- [Requirement] Copy the listing exactly, leaving out every picture.

Input below:

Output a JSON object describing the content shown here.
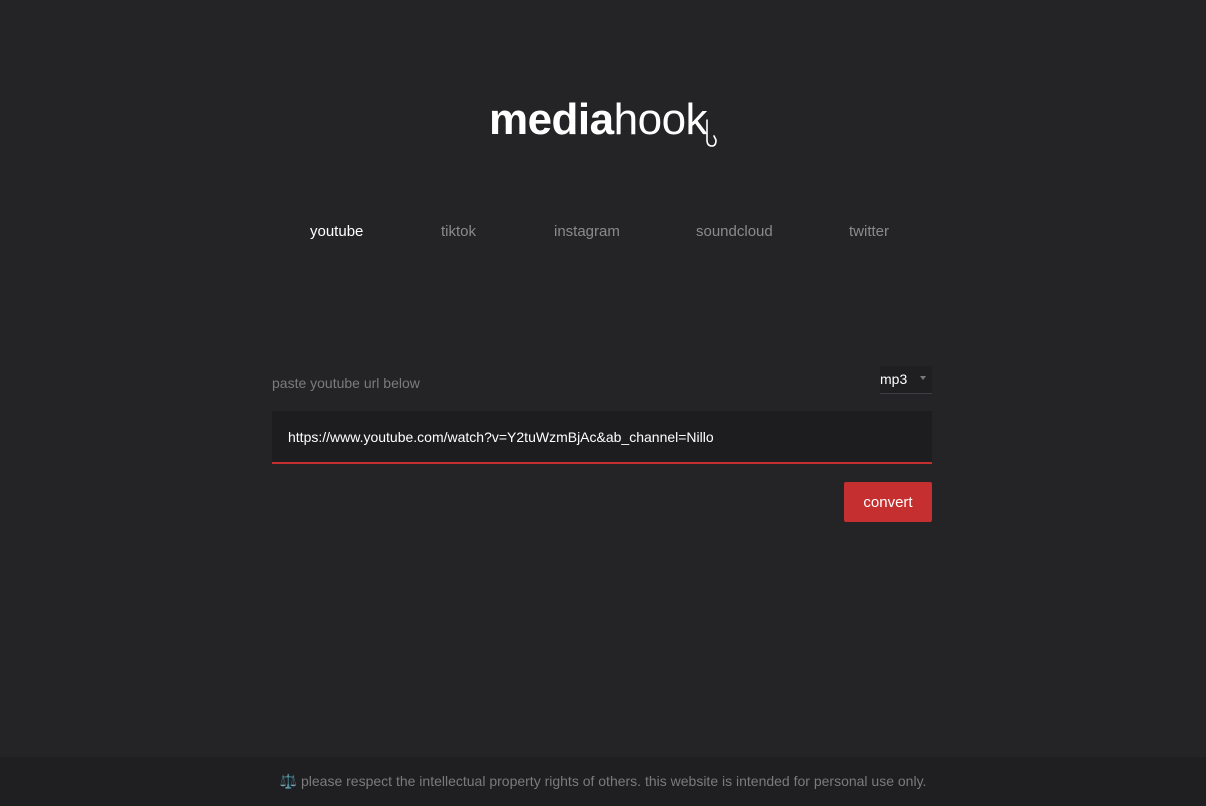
{
  "logo": {
    "part1": "media",
    "part2": "hook",
    "icon": "fish-hook-icon"
  },
  "tabs": [
    {
      "label": "youtube",
      "active": true
    },
    {
      "label": "tiktok",
      "active": false
    },
    {
      "label": "instagram",
      "active": false
    },
    {
      "label": "soundcloud",
      "active": false
    },
    {
      "label": "twitter",
      "active": false
    }
  ],
  "form": {
    "label": "paste youtube url below",
    "format": {
      "selected": "mp3",
      "icon": "caret-down-icon"
    },
    "url_value": "https://www.youtube.com/watch?v=Y2tuWzmBjAc&ab_channel=Nillo",
    "convert_label": "convert"
  },
  "footer": {
    "icon": "balance-scale-icon",
    "icon_glyph": "⚖️",
    "text": "please respect the intellectual property rights of others. this website is intended for personal use only."
  },
  "colors": {
    "background": "#242426",
    "accent": "#c62f2f",
    "footer_background": "#1f1f21"
  }
}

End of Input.

- [Completed exercise]
Output a JSON object describing the content shown here.
{
  "logo": {
    "part1": "media",
    "part2": "hook",
    "icon": "fish-hook-icon"
  },
  "tabs": [
    {
      "label": "youtube",
      "active": true
    },
    {
      "label": "tiktok",
      "active": false
    },
    {
      "label": "instagram",
      "active": false
    },
    {
      "label": "soundcloud",
      "active": false
    },
    {
      "label": "twitter",
      "active": false
    }
  ],
  "form": {
    "label": "paste youtube url below",
    "format": {
      "selected": "mp3",
      "icon": "caret-down-icon"
    },
    "url_value": "https://www.youtube.com/watch?v=Y2tuWzmBjAc&ab_channel=Nillo",
    "convert_label": "convert"
  },
  "footer": {
    "icon": "balance-scale-icon",
    "icon_glyph": "⚖️",
    "text": "please respect the intellectual property rights of others. this website is intended for personal use only."
  },
  "colors": {
    "background": "#242426",
    "accent": "#c62f2f",
    "footer_background": "#1f1f21"
  }
}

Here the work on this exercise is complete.